**Provided records**.

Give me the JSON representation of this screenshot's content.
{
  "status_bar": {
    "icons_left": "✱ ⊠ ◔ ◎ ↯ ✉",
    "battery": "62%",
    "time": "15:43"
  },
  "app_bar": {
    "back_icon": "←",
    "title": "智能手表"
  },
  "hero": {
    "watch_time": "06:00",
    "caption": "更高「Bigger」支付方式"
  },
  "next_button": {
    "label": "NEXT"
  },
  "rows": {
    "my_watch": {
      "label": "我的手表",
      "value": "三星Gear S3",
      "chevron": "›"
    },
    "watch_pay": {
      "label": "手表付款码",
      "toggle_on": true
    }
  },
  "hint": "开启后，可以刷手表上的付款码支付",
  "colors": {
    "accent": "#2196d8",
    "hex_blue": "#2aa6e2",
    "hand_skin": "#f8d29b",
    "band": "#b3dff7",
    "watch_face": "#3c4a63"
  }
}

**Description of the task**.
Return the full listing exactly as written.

**Written answer**.
Give me the JSON representation of this screenshot's content.
{
  "status_bar": {
    "icons_left": "✱ ⊠ ◔ ◎ ↯ ✉",
    "battery": "62%",
    "time": "15:43"
  },
  "app_bar": {
    "back_icon": "←",
    "title": "智能手表"
  },
  "hero": {
    "watch_time": "06:00",
    "caption": "更高「Bigger」支付方式"
  },
  "next_button": {
    "label": "NEXT"
  },
  "rows": {
    "my_watch": {
      "label": "我的手表",
      "value": "三星Gear S3",
      "chevron": "›"
    },
    "watch_pay": {
      "label": "手表付款码",
      "toggle_on": true
    }
  },
  "hint": "开启后，可以刷手表上的付款码支付",
  "colors": {
    "accent": "#2196d8",
    "hex_blue": "#2aa6e2",
    "hand_skin": "#f8d29b",
    "band": "#b3dff7",
    "watch_face": "#3c4a63"
  }
}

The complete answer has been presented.